Even after Sunday's strong performance, Morris is not ready to thrust Blount into a starting role ahead of Williams, who's averaging 2.5 yards per carry. Blount has averaged 4.9 yards per attempt in the three games he's been active.
"Everybody has a role right now for us, and we're not going to play the game of fighting daggers and throwing stones for who's going to run out of the tunnel," Morris said.
Williams, the 2005 NFL Offensive Rookie of the Year who been slowed much of his career by injuries, rushed for 12 yards on four carries against the Rams. He led the team with eight receptions for 34 yards, including the 1-yard game-winner with 10 seconds left.
"You've got to keep getting better. You've got to grow each outing. Yesterday, we showed some growth," Morris said Monday.
"We showed what we can be by both backs going out there and being productive. One was very productive running the ball and the other was very productive with his pass catching ability and protection abilities. ... Those guys played well together."

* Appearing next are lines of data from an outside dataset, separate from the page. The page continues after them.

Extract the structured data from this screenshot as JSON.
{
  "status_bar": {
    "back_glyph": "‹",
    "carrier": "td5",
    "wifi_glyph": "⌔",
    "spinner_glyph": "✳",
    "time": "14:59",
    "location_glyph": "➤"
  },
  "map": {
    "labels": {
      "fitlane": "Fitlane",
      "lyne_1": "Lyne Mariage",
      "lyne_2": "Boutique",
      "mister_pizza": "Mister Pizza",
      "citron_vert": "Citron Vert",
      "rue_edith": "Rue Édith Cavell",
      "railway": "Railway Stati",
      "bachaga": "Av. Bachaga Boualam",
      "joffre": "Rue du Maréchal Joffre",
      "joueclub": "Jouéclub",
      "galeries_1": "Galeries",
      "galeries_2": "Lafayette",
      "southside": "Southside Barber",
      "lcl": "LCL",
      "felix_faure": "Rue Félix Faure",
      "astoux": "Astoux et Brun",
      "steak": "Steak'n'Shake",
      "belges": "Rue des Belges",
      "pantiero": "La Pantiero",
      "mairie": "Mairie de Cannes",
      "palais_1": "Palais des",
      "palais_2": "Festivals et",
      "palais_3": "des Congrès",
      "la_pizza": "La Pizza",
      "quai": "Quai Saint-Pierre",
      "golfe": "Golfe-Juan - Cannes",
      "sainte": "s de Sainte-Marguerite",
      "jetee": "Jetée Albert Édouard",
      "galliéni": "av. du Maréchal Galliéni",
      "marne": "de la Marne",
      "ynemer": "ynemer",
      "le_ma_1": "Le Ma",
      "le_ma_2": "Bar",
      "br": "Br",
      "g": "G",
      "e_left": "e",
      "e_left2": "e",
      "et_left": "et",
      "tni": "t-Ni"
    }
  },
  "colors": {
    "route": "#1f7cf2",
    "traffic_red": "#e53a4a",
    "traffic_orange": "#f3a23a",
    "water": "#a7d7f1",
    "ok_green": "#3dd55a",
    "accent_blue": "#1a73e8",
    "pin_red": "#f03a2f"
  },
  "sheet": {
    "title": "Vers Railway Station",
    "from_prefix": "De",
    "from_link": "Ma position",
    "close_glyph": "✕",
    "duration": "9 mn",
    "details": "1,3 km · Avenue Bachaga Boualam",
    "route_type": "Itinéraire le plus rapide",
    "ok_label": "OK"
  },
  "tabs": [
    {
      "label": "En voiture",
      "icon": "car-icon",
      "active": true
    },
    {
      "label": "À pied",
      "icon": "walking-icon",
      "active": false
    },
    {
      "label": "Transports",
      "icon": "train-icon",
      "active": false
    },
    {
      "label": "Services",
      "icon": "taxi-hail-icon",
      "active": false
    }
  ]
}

The Bucs entered training camp with expectations that former 1,000-yard rusher Derrick Ward would share the workload with Williams.
When Ward struggled during the preseason, he was released. Kareem Huggins earned a shot at filling the role, but injuries took him out of the picture.
Offensive coordinator Greg Olson is encouraged by Blount's progress.
"We've always talked about it being a big man's game," Olson said. "He's obviously a big, big person. ... He's got tremendous strength and power, so we're excited. We think he'll get better as we go along."
Copyright 2010 by The Associated Press